:: Provided material ::
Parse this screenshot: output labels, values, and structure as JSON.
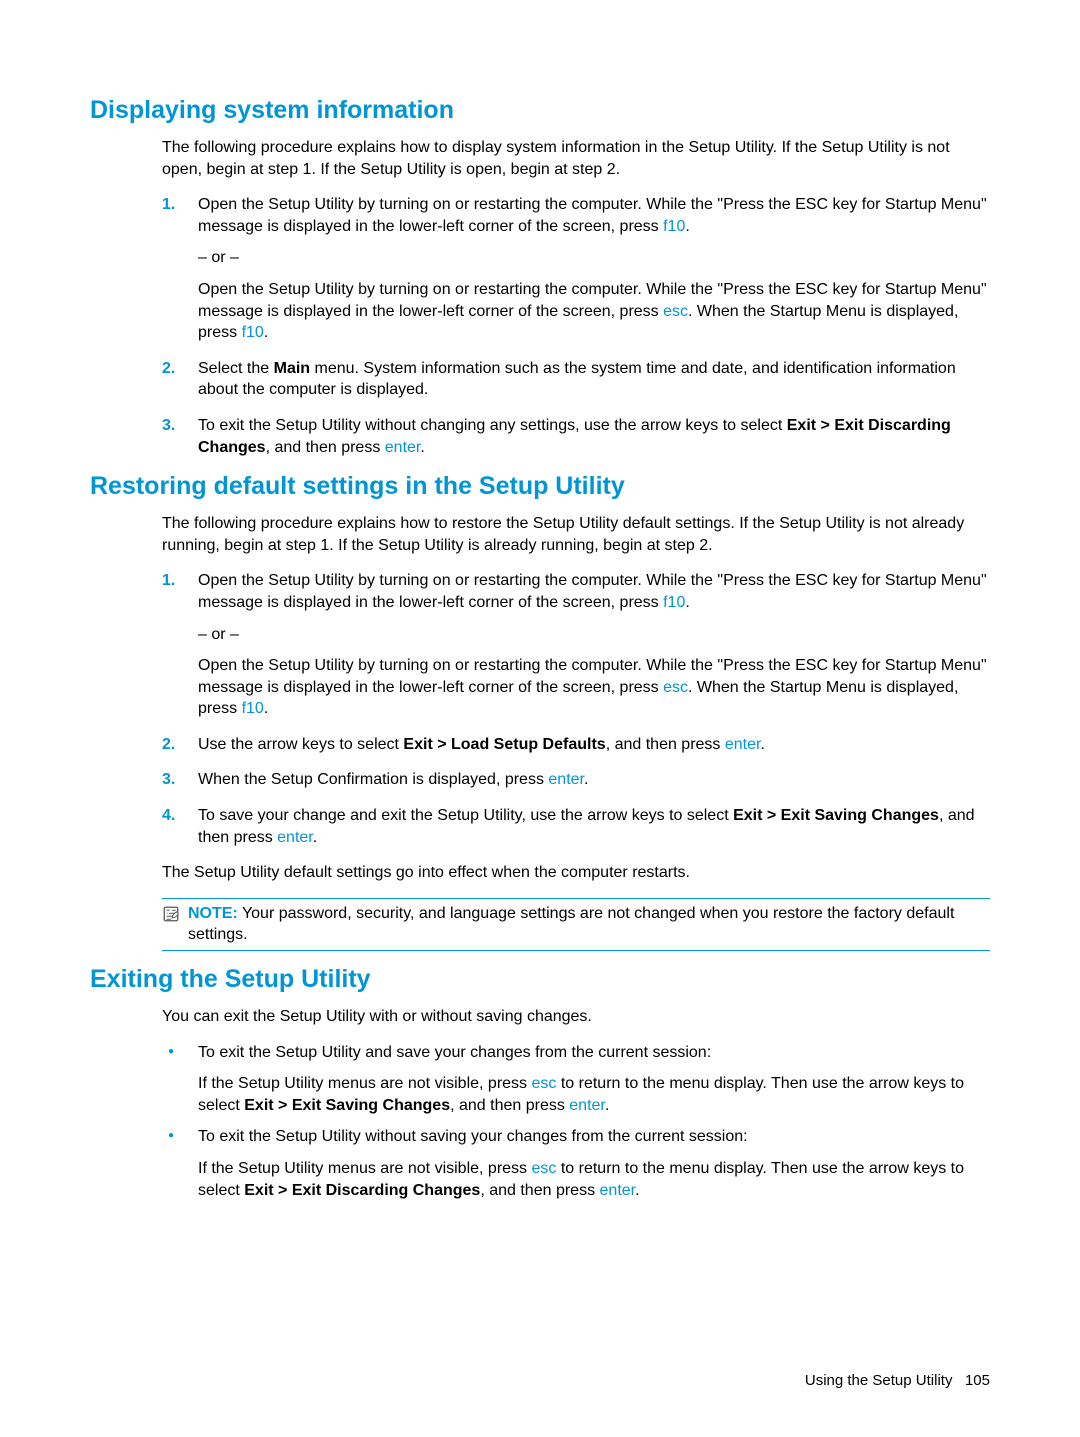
{
  "sections": {
    "s1": {
      "heading": "Displaying system information",
      "intro": "The following procedure explains how to display system information in the Setup Utility. If the Setup Utility is not open, begin at step 1. If the Setup Utility is open, begin at step 2.",
      "steps": {
        "n1": "1.",
        "st1a": "Open the Setup Utility by turning on or restarting the computer. While the \"Press the ESC key for Startup Menu\" message is displayed in the lower-left corner of the screen, press ",
        "st1a_key": "f10",
        "st1a_end": ".",
        "or": "– or –",
        "st1b_a": "Open the Setup Utility by turning on or restarting the computer. While the \"Press the ESC key for Startup Menu\" message is displayed in the lower-left corner of the screen, press ",
        "st1b_key1": "esc",
        "st1b_mid": ". When the Startup Menu is displayed, press ",
        "st1b_key2": "f10",
        "st1b_end": ".",
        "n2": "2.",
        "st2a": "Select the ",
        "st2b": "Main",
        "st2c": " menu. System information such as the system time and date, and identification information about the computer is displayed.",
        "n3": "3.",
        "st3a": "To exit the Setup Utility without changing any settings, use the arrow keys to select ",
        "st3b": "Exit > Exit Discarding Changes",
        "st3c": ", and then press ",
        "st3key": "enter",
        "st3end": "."
      }
    },
    "s2": {
      "heading": "Restoring default settings in the Setup Utility",
      "intro": "The following procedure explains how to restore the Setup Utility default settings. If the Setup Utility is not already running, begin at step 1. If the Setup Utility is already running, begin at step 2.",
      "steps": {
        "n1": "1.",
        "st1a": "Open the Setup Utility by turning on or restarting the computer. While the \"Press the ESC key for Startup Menu\" message is displayed in the lower-left corner of the screen, press ",
        "st1a_key": "f10",
        "st1a_end": ".",
        "or": "– or –",
        "st1b_a": "Open the Setup Utility by turning on or restarting the computer. While the \"Press the ESC key for Startup Menu\" message is displayed in the lower-left corner of the screen, press ",
        "st1b_key1": "esc",
        "st1b_mid": ". When the Startup Menu is displayed, press ",
        "st1b_key2": "f10",
        "st1b_end": ".",
        "n2": "2.",
        "st2a": "Use the arrow keys to select ",
        "st2b": "Exit > Load Setup Defaults",
        "st2c": ", and then press ",
        "st2key": "enter",
        "st2end": ".",
        "n3": "3.",
        "st3a": "When the Setup Confirmation is displayed, press ",
        "st3key": "enter",
        "st3end": ".",
        "n4": "4.",
        "st4a": "To save your change and exit the Setup Utility, use the arrow keys to select ",
        "st4b": "Exit > Exit Saving Changes",
        "st4c": ", and then press ",
        "st4key": "enter",
        "st4end": "."
      },
      "after": "The Setup Utility default settings go into effect when the computer restarts.",
      "note": {
        "label": "NOTE:",
        "text": "Your password, security, and language settings are not changed when you restore the factory default settings."
      }
    },
    "s3": {
      "heading": "Exiting the Setup Utility",
      "intro": "You can exit the Setup Utility with or without saving changes.",
      "b1": {
        "lead": "To exit the Setup Utility and save your changes from the current session:",
        "p_a": "If the Setup Utility menus are not visible, press ",
        "p_key1": "esc",
        "p_mid": " to return to the menu display. Then use the arrow keys to select ",
        "p_bold": "Exit > Exit Saving Changes",
        "p_c": ", and then press ",
        "p_key2": "enter",
        "p_end": "."
      },
      "b2": {
        "lead": "To exit the Setup Utility without saving your changes from the current session:",
        "p_a": "If the Setup Utility menus are not visible, press ",
        "p_key1": "esc",
        "p_mid": " to return to the menu display. Then use the arrow keys to select ",
        "p_bold": "Exit > Exit Discarding Changes",
        "p_c": ", and then press ",
        "p_key2": "enter",
        "p_end": "."
      }
    }
  },
  "footer": {
    "text": "Using the Setup Utility",
    "page": "105"
  }
}
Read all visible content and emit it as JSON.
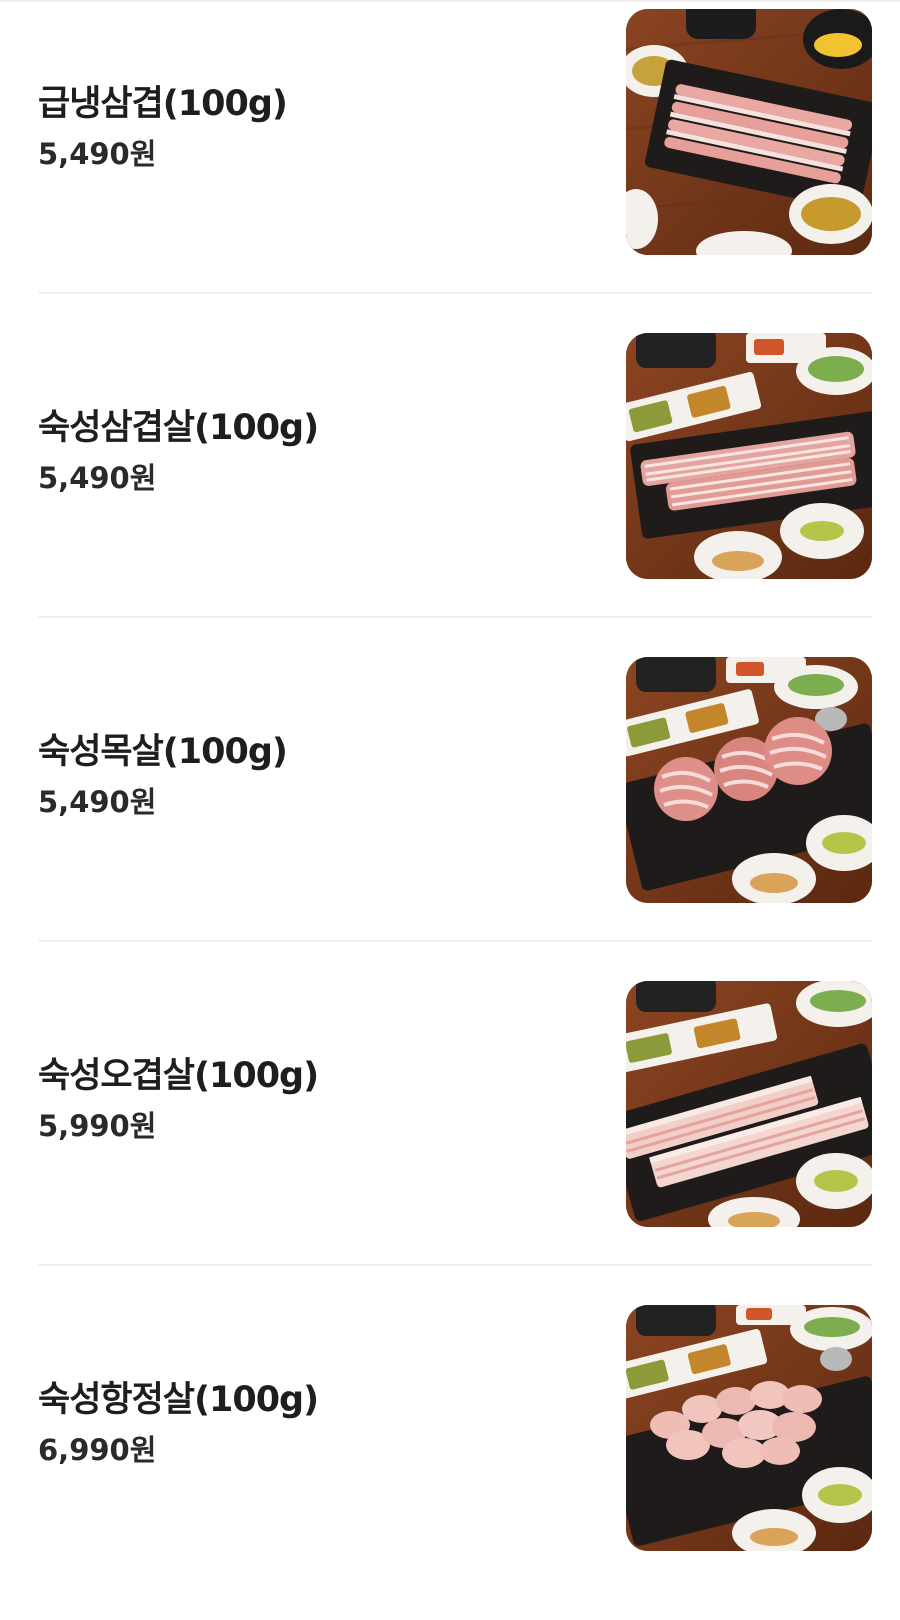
{
  "menu": {
    "items": [
      {
        "name": "급냉삼겹(100g)",
        "price": "5,490원",
        "image_icon": "frozen-pork-belly-photo"
      },
      {
        "name": "숙성삼겹살(100g)",
        "price": "5,490원",
        "image_icon": "aged-pork-belly-photo"
      },
      {
        "name": "숙성목살(100g)",
        "price": "5,490원",
        "image_icon": "aged-pork-neck-photo"
      },
      {
        "name": "숙성오겹살(100g)",
        "price": "5,990원",
        "image_icon": "aged-pork-belly-skin-photo"
      },
      {
        "name": "숙성항정살(100g)",
        "price": "6,990원",
        "image_icon": "aged-pork-jowl-photo"
      }
    ]
  },
  "colors": {
    "wood_table": "#7a3a1c",
    "slate_plate": "#1e1b1a",
    "pork_meat": "#e9a9a2",
    "pork_fat": "#f6e1dc",
    "side_dish_bowl": "#f4f1ec"
  }
}
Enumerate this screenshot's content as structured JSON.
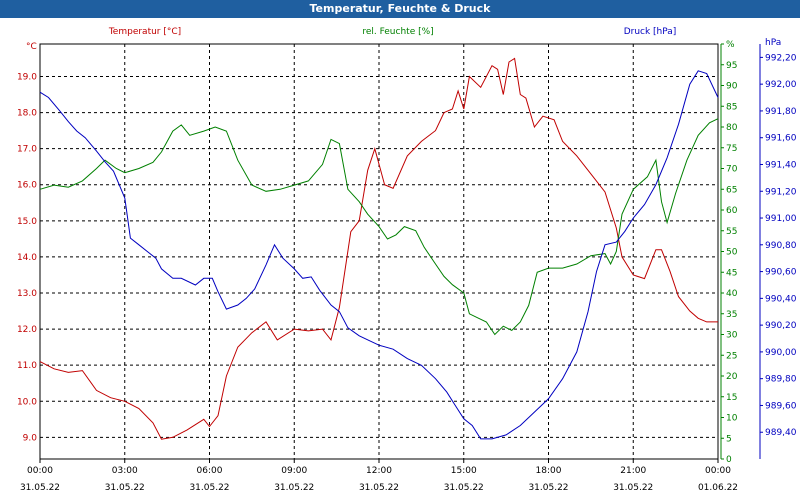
{
  "window": {
    "title": "Temperatur, Feuchte & Druck"
  },
  "colors": {
    "temperature": "#c00000",
    "humidity": "#008000",
    "pressure": "#0000c0",
    "title_bar": "#1f5fa0",
    "grid": "#000000"
  },
  "chart_data": {
    "type": "line",
    "grid": true,
    "x": {
      "ticks": [
        {
          "time": "00:00",
          "date": "31.05.22"
        },
        {
          "time": "03:00",
          "date": "31.05.22"
        },
        {
          "time": "06:00",
          "date": "31.05.22"
        },
        {
          "time": "09:00",
          "date": "31.05.22"
        },
        {
          "time": "12:00",
          "date": "31.05.22"
        },
        {
          "time": "15:00",
          "date": "31.05.22"
        },
        {
          "time": "18:00",
          "date": "31.05.22"
        },
        {
          "time": "21:00",
          "date": "31.05.22"
        },
        {
          "time": "00:00",
          "date": "01.06.22"
        }
      ]
    },
    "axes": {
      "left": {
        "unit": "°C",
        "ylim": [
          8.4,
          19.9
        ],
        "ticks": [
          "9.0",
          "10.0",
          "11.0",
          "12.0",
          "13.0",
          "14.0",
          "15.0",
          "16.0",
          "17.0",
          "18.0",
          "19.0"
        ]
      },
      "right1": {
        "unit": "%",
        "ylim": [
          0,
          100
        ],
        "ticks": [
          "0",
          "5",
          "10",
          "15",
          "20",
          "25",
          "30",
          "35",
          "40",
          "45",
          "50",
          "55",
          "60",
          "65",
          "70",
          "75",
          "80",
          "85",
          "90",
          "95",
          "%"
        ]
      },
      "right2": {
        "unit": "hPa",
        "ylim": [
          989.2,
          992.3
        ],
        "ticks": [
          "989,40",
          "989,60",
          "989,80",
          "990,00",
          "990,20",
          "990,40",
          "990,60",
          "990,80",
          "991,00",
          "991,20",
          "991,40",
          "991,60",
          "991,80",
          "992,00",
          "992,20",
          "hPa"
        ]
      }
    },
    "series": [
      {
        "name": "Temperatur [°C]",
        "axis": "left",
        "color": "#c00000",
        "points": [
          [
            0,
            11.1
          ],
          [
            0.5,
            10.9
          ],
          [
            1.0,
            10.8
          ],
          [
            1.5,
            10.85
          ],
          [
            2.0,
            10.3
          ],
          [
            2.5,
            10.1
          ],
          [
            3.0,
            10.0
          ],
          [
            3.5,
            9.8
          ],
          [
            4.0,
            9.4
          ],
          [
            4.3,
            8.95
          ],
          [
            4.7,
            9.0
          ],
          [
            5.2,
            9.2
          ],
          [
            5.8,
            9.5
          ],
          [
            6.0,
            9.3
          ],
          [
            6.3,
            9.6
          ],
          [
            6.6,
            10.7
          ],
          [
            7.0,
            11.5
          ],
          [
            7.5,
            11.9
          ],
          [
            8.0,
            12.2
          ],
          [
            8.4,
            11.7
          ],
          [
            9.0,
            12.0
          ],
          [
            9.5,
            11.95
          ],
          [
            10.0,
            12.0
          ],
          [
            10.3,
            11.7
          ],
          [
            10.6,
            12.6
          ],
          [
            11.0,
            14.7
          ],
          [
            11.3,
            15.0
          ],
          [
            11.6,
            16.4
          ],
          [
            11.85,
            17.0
          ],
          [
            12.2,
            16.0
          ],
          [
            12.5,
            15.9
          ],
          [
            13.0,
            16.8
          ],
          [
            13.5,
            17.2
          ],
          [
            14.0,
            17.5
          ],
          [
            14.3,
            18.0
          ],
          [
            14.6,
            18.1
          ],
          [
            14.8,
            18.6
          ],
          [
            15.0,
            18.1
          ],
          [
            15.2,
            19.0
          ],
          [
            15.6,
            18.7
          ],
          [
            16.0,
            19.3
          ],
          [
            16.2,
            19.2
          ],
          [
            16.4,
            18.5
          ],
          [
            16.6,
            19.4
          ],
          [
            16.8,
            19.5
          ],
          [
            17.0,
            18.5
          ],
          [
            17.2,
            18.4
          ],
          [
            17.5,
            17.6
          ],
          [
            17.8,
            17.9
          ],
          [
            18.2,
            17.8
          ],
          [
            18.5,
            17.2
          ],
          [
            19.0,
            16.8
          ],
          [
            19.5,
            16.3
          ],
          [
            20.0,
            15.8
          ],
          [
            20.4,
            14.8
          ],
          [
            20.6,
            14.0
          ],
          [
            21.0,
            13.5
          ],
          [
            21.4,
            13.4
          ],
          [
            21.8,
            14.2
          ],
          [
            22.0,
            14.2
          ],
          [
            22.3,
            13.6
          ],
          [
            22.6,
            12.9
          ],
          [
            23.0,
            12.5
          ],
          [
            23.3,
            12.3
          ],
          [
            23.6,
            12.2
          ],
          [
            24.0,
            12.2
          ]
        ]
      },
      {
        "name": "rel. Feuchte [%]",
        "axis": "right1",
        "color": "#008000",
        "points": [
          [
            0,
            65
          ],
          [
            0.5,
            66
          ],
          [
            1.0,
            65.5
          ],
          [
            1.5,
            67
          ],
          [
            2.0,
            70
          ],
          [
            2.3,
            72
          ],
          [
            2.7,
            70
          ],
          [
            3.0,
            69
          ],
          [
            3.5,
            70
          ],
          [
            4.0,
            71.5
          ],
          [
            4.3,
            74
          ],
          [
            4.7,
            79
          ],
          [
            5.0,
            80.5
          ],
          [
            5.3,
            78
          ],
          [
            5.8,
            79
          ],
          [
            6.2,
            80
          ],
          [
            6.6,
            79
          ],
          [
            7.0,
            72
          ],
          [
            7.5,
            66
          ],
          [
            8.0,
            64.5
          ],
          [
            8.5,
            65
          ],
          [
            9.0,
            66
          ],
          [
            9.5,
            67
          ],
          [
            10.0,
            71
          ],
          [
            10.3,
            77
          ],
          [
            10.6,
            76
          ],
          [
            10.9,
            65
          ],
          [
            11.3,
            62
          ],
          [
            11.6,
            59
          ],
          [
            12.0,
            56
          ],
          [
            12.3,
            53
          ],
          [
            12.6,
            54
          ],
          [
            12.9,
            56
          ],
          [
            13.3,
            55
          ],
          [
            13.6,
            51
          ],
          [
            14.0,
            47
          ],
          [
            14.3,
            44
          ],
          [
            14.6,
            42
          ],
          [
            15.0,
            40
          ],
          [
            15.2,
            35
          ],
          [
            15.5,
            34
          ],
          [
            15.8,
            33
          ],
          [
            16.1,
            30
          ],
          [
            16.4,
            32
          ],
          [
            16.7,
            31
          ],
          [
            17.0,
            33
          ],
          [
            17.3,
            37
          ],
          [
            17.6,
            45
          ],
          [
            18.0,
            46
          ],
          [
            18.5,
            46
          ],
          [
            19.0,
            47
          ],
          [
            19.5,
            49
          ],
          [
            20.0,
            49.5
          ],
          [
            20.2,
            47
          ],
          [
            20.4,
            50
          ],
          [
            20.6,
            59
          ],
          [
            21.0,
            65
          ],
          [
            21.5,
            68
          ],
          [
            21.8,
            72
          ],
          [
            22.0,
            62
          ],
          [
            22.2,
            57
          ],
          [
            22.5,
            64
          ],
          [
            22.9,
            72
          ],
          [
            23.3,
            78
          ],
          [
            23.7,
            81
          ],
          [
            24.0,
            82
          ]
        ]
      },
      {
        "name": "Druck [hPa]",
        "axis": "right2",
        "color": "#0000c0",
        "points": [
          [
            0,
            991.94
          ],
          [
            0.3,
            991.9
          ],
          [
            0.7,
            991.8
          ],
          [
            1.0,
            991.72
          ],
          [
            1.3,
            991.65
          ],
          [
            1.6,
            991.6
          ],
          [
            2.0,
            991.5
          ],
          [
            2.3,
            991.42
          ],
          [
            2.6,
            991.35
          ],
          [
            3.0,
            991.15
          ],
          [
            3.2,
            990.85
          ],
          [
            3.5,
            990.8
          ],
          [
            3.8,
            990.75
          ],
          [
            4.1,
            990.7
          ],
          [
            4.3,
            990.62
          ],
          [
            4.7,
            990.55
          ],
          [
            5.0,
            990.55
          ],
          [
            5.5,
            990.5
          ],
          [
            5.8,
            990.55
          ],
          [
            6.1,
            990.55
          ],
          [
            6.3,
            990.45
          ],
          [
            6.6,
            990.32
          ],
          [
            7.0,
            990.35
          ],
          [
            7.3,
            990.4
          ],
          [
            7.6,
            990.47
          ],
          [
            8.0,
            990.65
          ],
          [
            8.3,
            990.8
          ],
          [
            8.6,
            990.7
          ],
          [
            9.0,
            990.62
          ],
          [
            9.3,
            990.55
          ],
          [
            9.6,
            990.56
          ],
          [
            9.9,
            990.46
          ],
          [
            10.3,
            990.35
          ],
          [
            10.6,
            990.3
          ],
          [
            10.9,
            990.18
          ],
          [
            11.3,
            990.12
          ],
          [
            11.7,
            990.08
          ],
          [
            12.0,
            990.05
          ],
          [
            12.5,
            990.02
          ],
          [
            13.0,
            989.95
          ],
          [
            13.5,
            989.9
          ],
          [
            14.0,
            989.8
          ],
          [
            14.4,
            989.7
          ],
          [
            14.7,
            989.6
          ],
          [
            15.0,
            989.5
          ],
          [
            15.3,
            989.45
          ],
          [
            15.6,
            989.35
          ],
          [
            16.0,
            989.35
          ],
          [
            16.5,
            989.38
          ],
          [
            17.0,
            989.45
          ],
          [
            17.5,
            989.55
          ],
          [
            18.0,
            989.65
          ],
          [
            18.5,
            989.8
          ],
          [
            19.0,
            990.0
          ],
          [
            19.4,
            990.3
          ],
          [
            19.7,
            990.6
          ],
          [
            20.0,
            990.8
          ],
          [
            20.4,
            990.82
          ],
          [
            20.7,
            990.9
          ],
          [
            21.0,
            991.0
          ],
          [
            21.4,
            991.1
          ],
          [
            21.8,
            991.25
          ],
          [
            22.2,
            991.45
          ],
          [
            22.6,
            991.7
          ],
          [
            23.0,
            992.0
          ],
          [
            23.3,
            992.1
          ],
          [
            23.6,
            992.08
          ],
          [
            24.0,
            991.9
          ]
        ]
      }
    ]
  }
}
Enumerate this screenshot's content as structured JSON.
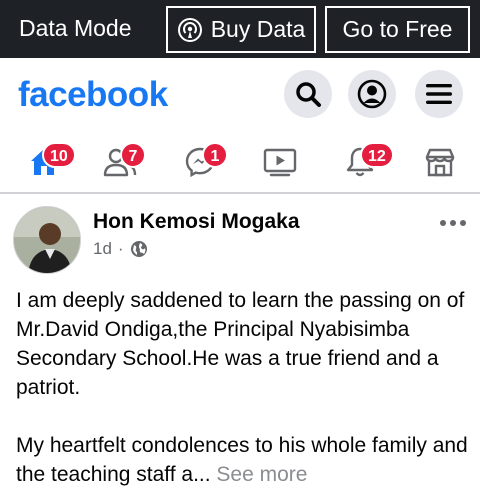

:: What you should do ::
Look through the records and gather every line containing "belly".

:: Exercise answer ::
        "image_icon": "frozen-pork-belly-photo"
        "image_icon": "aged-pork-belly-photo"
        "image_icon": "aged-pork-belly-skin-photo"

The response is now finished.